Planning Commission has painful meeting
The city Planning Commission had a painful evening Tuesday, with the lion's share of its agenda taken up by three separate zoning cases in which city staff had issued permits for construction that should not have been allowed, and was now recommending zoning changes to accommodate the illegal construction. If you're keeping score, the PC recommended approval of two of the zoning changes, denial of one – on reasonable grounds – but the broader questions lingered, as voiced in frustration by Commissioner Danette Chimenti: Why is the city issuing permits for projects that clearly violate such basic principles as impervious cover limits and building setbacks? Why, indeed, are certified architects and engineers even submitting such plans that they have to know aren't up to code?
And when "mistakes are made," what's the proper remedy? To whom does the city have greater responsibility: the property owner who says, "You told me it was OK to pave over this area; I've got the permit right here," or the one who says, "My whole yard floods every time it rains because you let this guy build an illegal parking area uphill from me"?
It is from such petty disputes as this that city policy is forged. But indeed, it was hard to tell what policy was being promoted Tuesday night. Are development applications to be scrutinized more carefully? Are applicants and their professional representatives to be discouraged from submitting obviously deficient plans, with hopes that they'll get through Development Review with a nod or a wink, and then be grandfathered forever?

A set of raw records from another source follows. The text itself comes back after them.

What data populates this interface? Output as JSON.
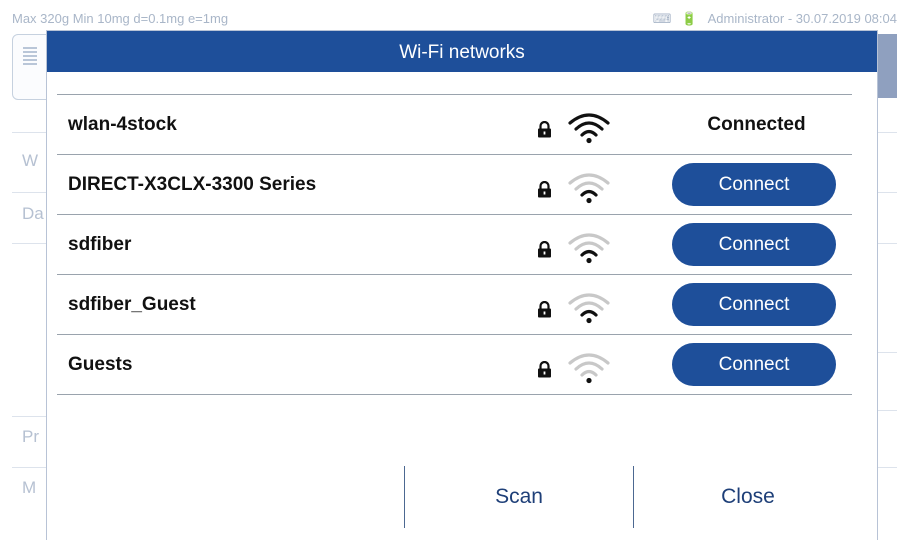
{
  "status_bar": {
    "scale_info": "Max 320g  Min 10mg  d=0.1mg  e=1mg",
    "user": "Administrator",
    "datetime": "30.07.2019 08:04",
    "separator": "-"
  },
  "background": {
    "letters": [
      "W",
      "Da",
      "Pr",
      "M"
    ]
  },
  "dialog": {
    "title": "Wi-Fi networks",
    "networks": [
      {
        "name": "wlan-4stock",
        "secured": true,
        "signal_bars": 3,
        "state": "connected",
        "status_label": "Connected"
      },
      {
        "name": "DIRECT-X3CLX-3300 Series",
        "secured": true,
        "signal_bars": 1,
        "state": "available",
        "action_label": "Connect"
      },
      {
        "name": "sdfiber",
        "secured": true,
        "signal_bars": 1,
        "state": "available",
        "action_label": "Connect"
      },
      {
        "name": "sdfiber_Guest",
        "secured": true,
        "signal_bars": 1,
        "state": "available",
        "action_label": "Connect"
      },
      {
        "name": "Guests",
        "secured": true,
        "signal_bars": 0,
        "state": "available",
        "action_label": "Connect"
      }
    ],
    "scan_label": "Scan",
    "close_label": "Close"
  },
  "colors": {
    "accent": "#1e4f9a",
    "wifi_active": "#111111",
    "wifi_inactive": "#c8c8c8"
  }
}
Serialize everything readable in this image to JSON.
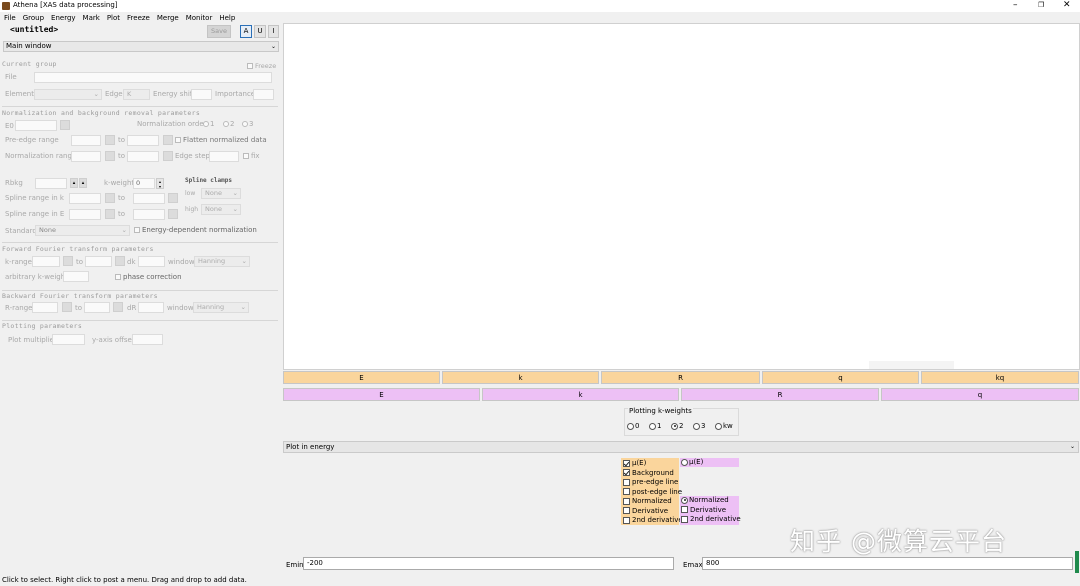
{
  "window": {
    "title": "Athena [XAS data processing]"
  },
  "menubar": [
    "File",
    "Group",
    "Energy",
    "Mark",
    "Plot",
    "Freeze",
    "Merge",
    "Monitor",
    "Help"
  ],
  "toolbar": {
    "group_name": "<untitled>",
    "save": "Save",
    "a": "A",
    "u": "U",
    "i": "I"
  },
  "view_select": "Main window",
  "current_group": {
    "header": "Current group",
    "freeze": "Freeze",
    "file": "File",
    "element": "Element",
    "edge": "Edge",
    "edge_value": "K",
    "energy_shift": "Energy shift",
    "importance": "Importance"
  },
  "normalization": {
    "header": "Normalization and background removal parameters",
    "e0": "E0",
    "norm_order": "Normalization order",
    "orders": [
      "1",
      "2",
      "3"
    ],
    "pre_edge": "Pre-edge range",
    "to1": "to",
    "flatten": "Flatten normalized data",
    "norm_range": "Normalization range",
    "to2": "to",
    "edge_step": "Edge step",
    "fix": "fix",
    "rbkg": "Rbkg",
    "kweight": "k-weight",
    "kweight_value": "0",
    "spline_clamps": "Spline clamps",
    "low": "low",
    "high": "high",
    "clamp_low": "None",
    "clamp_high": "None",
    "spline_k": "Spline range in k",
    "to3": "to",
    "spline_e": "Spline range in E",
    "to4": "to",
    "standard": "Standard",
    "standard_value": "None",
    "energy_dep": "Energy-dependent normalization"
  },
  "fft": {
    "header": "Forward Fourier transform parameters",
    "krange": "k-range",
    "to": "to",
    "dk": "dk",
    "window": "window",
    "window_value": "Hanning",
    "arb_kweight": "arbitrary k-weight",
    "phase_corr": "phase correction"
  },
  "bft": {
    "header": "Backward Fourier transform parameters",
    "rrange": "R-range",
    "to": "to",
    "dr": "dR",
    "window": "window",
    "window_value": "Hanning"
  },
  "plotting": {
    "header": "Plotting parameters",
    "multiplier": "Plot multiplier",
    "yoffset": "y-axis offset"
  },
  "plot_buttons_orange": [
    "E",
    "k",
    "R",
    "q",
    "kq"
  ],
  "plot_buttons_pink": [
    "E",
    "k",
    "R",
    "q"
  ],
  "kweights": {
    "title": "Plotting k-weights",
    "options": [
      "0",
      "1",
      "2",
      "3",
      "kw"
    ],
    "selected": "2"
  },
  "plot_in": "Plot in energy",
  "energy_options": {
    "left": [
      "μ(E)",
      "Background",
      "pre-edge line",
      "post-edge line",
      "Normalized",
      "Derivative",
      "2nd derivative"
    ],
    "left_checked": [
      true,
      true,
      false,
      false,
      false,
      false,
      false
    ],
    "right_top": "μ(E)",
    "right": [
      "Normalized",
      "Derivative",
      "2nd derivative"
    ],
    "right_selected": "Normalized"
  },
  "emin": {
    "label": "Emin",
    "value": "-200"
  },
  "emax": {
    "label": "Emax",
    "value": "800"
  },
  "watermark": "知乎 @微算云平台",
  "status": "Click to select. Right click to post a menu. Drag and drop to add data."
}
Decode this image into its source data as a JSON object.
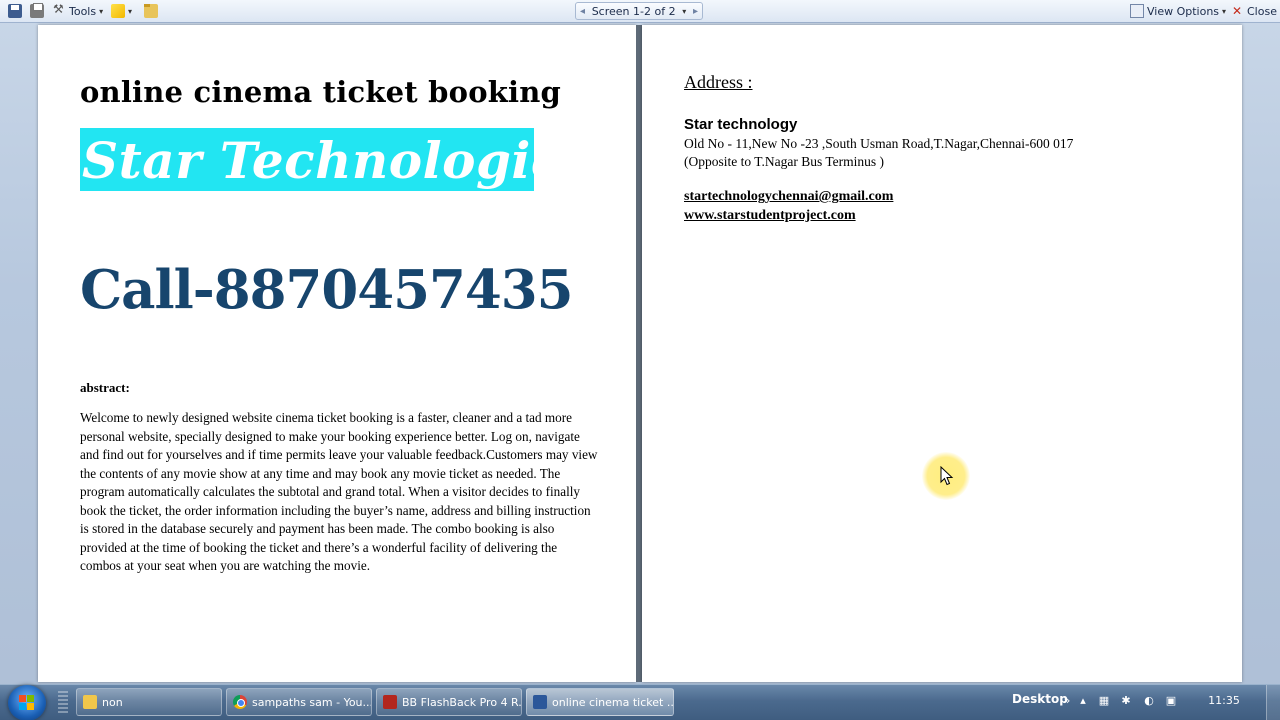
{
  "toolbar": {
    "tools_label": "Tools",
    "screen_label": "Screen 1-2 of 2",
    "view_options_label": "View Options",
    "close_label": "Close"
  },
  "page_left": {
    "title": "online cinema ticket booking",
    "brand": "Star Technologies",
    "call": "Call-8870457435",
    "abstract_heading": "abstract:",
    "abstract_body": "Welcome to newly designed website cinema ticket booking is a faster, cleaner and a tad more personal website, specially designed to make your booking experience better.  Log on, navigate and find out for yourselves and if time permits leave your valuable feedback.Customers may view the contents of any movie show at any time and may book any movie ticket as needed. The program automatically calculates the subtotal and grand total. When a visitor decides to finally book the ticket, the order information including the buyer’s name, address and billing instruction is stored in the database securely and payment has been made. The combo booking is also provided at the time of booking the ticket and there’s a wonderful facility of delivering the combos at your seat when you are watching the movie."
  },
  "page_right": {
    "address_heading": "Address :",
    "company": "Star technology",
    "address_line1": "Old No - 11,New No -23 ,South Usman Road,T.Nagar,Chennai-600 017",
    "address_line2": "(Opposite to T.Nagar Bus Terminus )",
    "email": "startechnologychennai@gmail.com",
    "website": "www.starstudentproject.com"
  },
  "taskbar": {
    "tasks": [
      {
        "label": "non",
        "icon": "folder-icon"
      },
      {
        "label": "sampaths sam - You...",
        "icon": "chrome-icon"
      },
      {
        "label": "BB FlashBack Pro 4 R...",
        "icon": "flashback-icon"
      },
      {
        "label": "online cinema ticket ...",
        "icon": "word-icon"
      }
    ],
    "desktop_label": "Desktop",
    "clock": "11:35"
  },
  "colors": {
    "brand_banner": "#22e5f2",
    "call_text": "#17456d"
  }
}
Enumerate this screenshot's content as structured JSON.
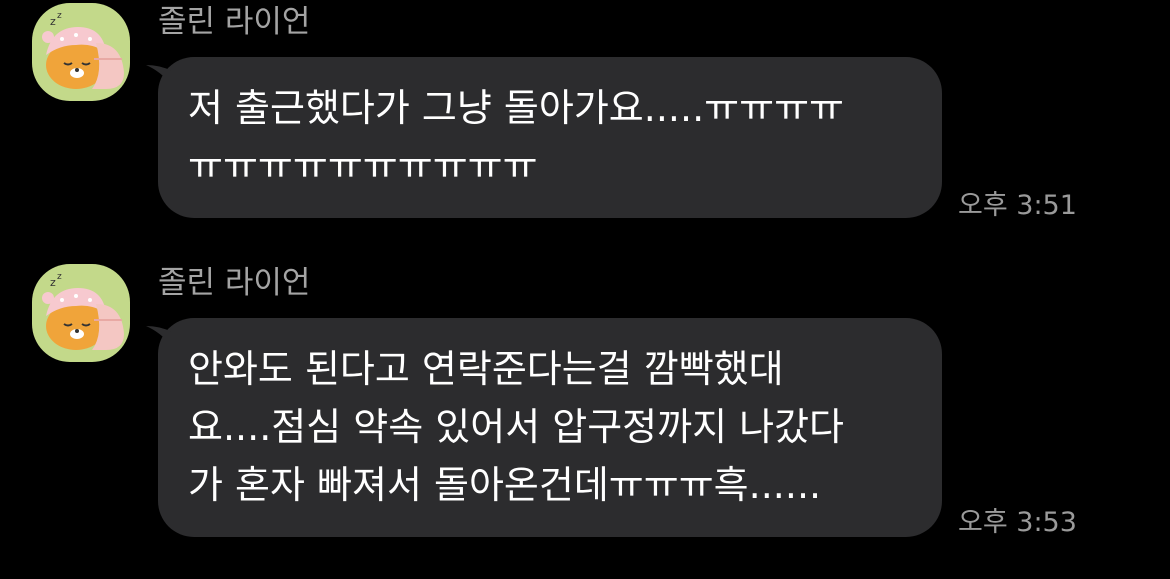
{
  "colors": {
    "background": "#000000",
    "bubble": "#2c2c2e",
    "sender_name": "#a4a4a4",
    "timestamp": "#9a9a9a",
    "avatar_bg": "#c3d98a"
  },
  "messages": [
    {
      "sender": "졸린 라이언",
      "avatar_icon": "sleepy-ryan-icon",
      "lines": [
        "저 출근했다가 그냥 돌아가요.....ㅠㅠㅠㅠ",
        "ㅠㅠㅠㅠㅠㅠㅠㅠㅠㅠ"
      ],
      "time": "오후 3:51"
    },
    {
      "sender": "졸린 라이언",
      "avatar_icon": "sleepy-ryan-icon",
      "lines": [
        "안와도 된다고 연락준다는걸 깜빡했대",
        "요....점심 약속 있어서 압구정까지 나갔다",
        "가 혼자 빠져서 돌아온건데ㅠㅠㅠ흑......"
      ],
      "time": "오후 3:53"
    }
  ]
}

Is there any reason to think we'll do better in the future?
So many questions; so few answers.